If you want community, you make it bright. If you want to focus on individual worship, you make it dim.
That is one way to slice it; there are other factors; but with bright lighting there is good cheer and you can see other people's faces. Dimmer lighting creates pensiveness, inward thought, and less awareness of the person beside you.
Both of these environments have their value and beauty.
Greg, good points there. We tend to use intelligent lights etc for the praise part, have a younger congregation so it goes well with the exuberance of praise. Worship tends to be lights up though not bright, creating a warm effect. Worship leaders, band and choir are usually bright, to make them visible.
The auditorium is light enough to be able to see right across, it is a big place. (seats 2200 not including Balcony) During praise not as bright as worship to give the intelligent lights effect. Worship I would say normal light, but as it is an enclosed auditorium the light is controlled to a warm white. Bearing in mind that the stage is bright and there are two overhead screens for the words of songs. Definitely not gloomy.

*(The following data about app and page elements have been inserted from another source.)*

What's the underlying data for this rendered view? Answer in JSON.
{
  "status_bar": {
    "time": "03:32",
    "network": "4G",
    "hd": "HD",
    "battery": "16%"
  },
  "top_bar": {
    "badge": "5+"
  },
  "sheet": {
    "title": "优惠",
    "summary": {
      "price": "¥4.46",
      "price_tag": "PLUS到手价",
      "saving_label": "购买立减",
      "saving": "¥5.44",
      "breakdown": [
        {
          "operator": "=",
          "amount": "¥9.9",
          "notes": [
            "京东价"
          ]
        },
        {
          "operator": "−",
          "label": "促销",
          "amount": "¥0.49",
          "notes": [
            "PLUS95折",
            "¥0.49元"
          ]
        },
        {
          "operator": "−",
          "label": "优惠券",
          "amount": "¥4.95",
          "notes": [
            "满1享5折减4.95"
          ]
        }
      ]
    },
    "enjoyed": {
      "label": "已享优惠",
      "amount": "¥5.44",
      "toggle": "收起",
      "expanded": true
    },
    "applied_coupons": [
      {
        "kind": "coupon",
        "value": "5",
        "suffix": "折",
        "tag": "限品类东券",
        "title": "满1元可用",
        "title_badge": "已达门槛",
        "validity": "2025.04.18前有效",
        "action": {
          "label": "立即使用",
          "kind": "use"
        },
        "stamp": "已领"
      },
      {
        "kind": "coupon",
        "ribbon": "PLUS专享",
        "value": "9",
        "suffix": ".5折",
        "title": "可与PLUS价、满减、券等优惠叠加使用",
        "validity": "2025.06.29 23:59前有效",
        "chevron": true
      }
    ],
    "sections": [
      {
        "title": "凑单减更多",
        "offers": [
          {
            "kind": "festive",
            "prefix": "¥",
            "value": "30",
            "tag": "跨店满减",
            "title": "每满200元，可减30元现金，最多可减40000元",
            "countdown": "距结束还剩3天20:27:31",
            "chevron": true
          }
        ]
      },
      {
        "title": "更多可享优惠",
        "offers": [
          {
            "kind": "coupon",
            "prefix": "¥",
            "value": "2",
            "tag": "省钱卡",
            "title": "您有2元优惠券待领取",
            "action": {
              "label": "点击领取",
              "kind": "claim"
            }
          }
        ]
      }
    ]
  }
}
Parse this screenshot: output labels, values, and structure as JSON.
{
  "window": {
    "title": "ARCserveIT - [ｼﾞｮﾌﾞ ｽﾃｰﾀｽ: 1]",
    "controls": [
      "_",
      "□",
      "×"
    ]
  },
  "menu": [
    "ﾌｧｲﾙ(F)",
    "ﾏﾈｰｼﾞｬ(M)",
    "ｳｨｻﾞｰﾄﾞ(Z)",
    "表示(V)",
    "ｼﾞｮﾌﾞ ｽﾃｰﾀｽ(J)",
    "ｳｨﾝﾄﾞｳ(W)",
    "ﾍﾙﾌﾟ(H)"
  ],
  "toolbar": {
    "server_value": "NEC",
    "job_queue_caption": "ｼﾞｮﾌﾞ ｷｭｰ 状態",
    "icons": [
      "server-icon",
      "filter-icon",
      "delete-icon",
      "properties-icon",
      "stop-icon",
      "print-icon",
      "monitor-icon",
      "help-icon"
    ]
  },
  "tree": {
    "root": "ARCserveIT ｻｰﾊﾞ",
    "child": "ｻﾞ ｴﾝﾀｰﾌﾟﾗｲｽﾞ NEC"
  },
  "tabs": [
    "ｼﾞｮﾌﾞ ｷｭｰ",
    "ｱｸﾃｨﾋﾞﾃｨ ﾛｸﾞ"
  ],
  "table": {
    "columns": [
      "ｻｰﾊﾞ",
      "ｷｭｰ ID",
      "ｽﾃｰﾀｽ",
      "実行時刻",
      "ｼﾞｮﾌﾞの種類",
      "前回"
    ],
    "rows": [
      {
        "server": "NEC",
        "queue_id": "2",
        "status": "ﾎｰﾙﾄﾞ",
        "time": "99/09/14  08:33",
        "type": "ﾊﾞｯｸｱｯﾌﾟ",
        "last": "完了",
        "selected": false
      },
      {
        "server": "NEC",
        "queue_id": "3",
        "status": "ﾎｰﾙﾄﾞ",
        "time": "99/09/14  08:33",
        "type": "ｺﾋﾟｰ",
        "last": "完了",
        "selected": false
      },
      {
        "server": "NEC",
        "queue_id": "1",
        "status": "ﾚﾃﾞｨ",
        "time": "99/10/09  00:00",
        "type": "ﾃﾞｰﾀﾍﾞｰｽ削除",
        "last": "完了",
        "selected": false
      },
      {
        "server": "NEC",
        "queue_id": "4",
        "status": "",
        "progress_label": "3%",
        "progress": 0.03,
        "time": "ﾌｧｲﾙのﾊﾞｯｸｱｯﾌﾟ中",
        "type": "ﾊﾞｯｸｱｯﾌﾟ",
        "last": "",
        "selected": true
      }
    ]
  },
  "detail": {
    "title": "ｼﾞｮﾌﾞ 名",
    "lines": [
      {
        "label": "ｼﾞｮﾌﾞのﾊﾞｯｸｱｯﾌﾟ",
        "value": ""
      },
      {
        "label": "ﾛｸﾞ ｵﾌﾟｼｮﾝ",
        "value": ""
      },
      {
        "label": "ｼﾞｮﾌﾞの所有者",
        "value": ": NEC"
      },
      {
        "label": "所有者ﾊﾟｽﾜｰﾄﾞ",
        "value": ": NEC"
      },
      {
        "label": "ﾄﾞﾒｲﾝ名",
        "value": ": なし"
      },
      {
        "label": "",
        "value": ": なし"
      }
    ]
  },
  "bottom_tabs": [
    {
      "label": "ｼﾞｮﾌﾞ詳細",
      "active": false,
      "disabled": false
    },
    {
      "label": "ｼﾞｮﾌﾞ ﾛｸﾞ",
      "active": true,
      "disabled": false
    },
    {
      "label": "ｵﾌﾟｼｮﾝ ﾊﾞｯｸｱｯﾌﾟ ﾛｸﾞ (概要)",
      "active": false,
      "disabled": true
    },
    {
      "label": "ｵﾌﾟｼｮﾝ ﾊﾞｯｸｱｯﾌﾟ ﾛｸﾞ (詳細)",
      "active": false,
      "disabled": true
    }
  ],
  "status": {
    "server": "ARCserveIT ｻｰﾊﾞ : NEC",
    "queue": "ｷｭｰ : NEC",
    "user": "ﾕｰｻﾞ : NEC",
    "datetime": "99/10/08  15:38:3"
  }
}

It appears we have Senior Pastors who allow us to adjust lights at all! Years ago, I had a friend make panels to block light from the Gothic windows for drama productions; but the rest of the time the rule was, lights up (the Pastor distinguished Jesus drama from worship. I'm no longer music guy there, but when I drive by the church I often see the windows panelled in various spots -- they still use those, but now to get the lighting just right.
We are blessed to have senior pastors who are into theatrical productions etc. They understand the role that light, sound and temperature plays in the holistic picture of praise and worship. Try the boil the frog system. Instead of going straight to dim, transition for a period of time with some warm lighting that can still look bright but give a yellow to orange glow. i.e. not your typical brilliant white or blue daylight that fluorescents give. Might need changing of light bulbs or if you use spots some filters on them.
I agree good point Gregg
I'm currently working on some new lighting fixtures for our stage, I will share pictures of the process and the finished product.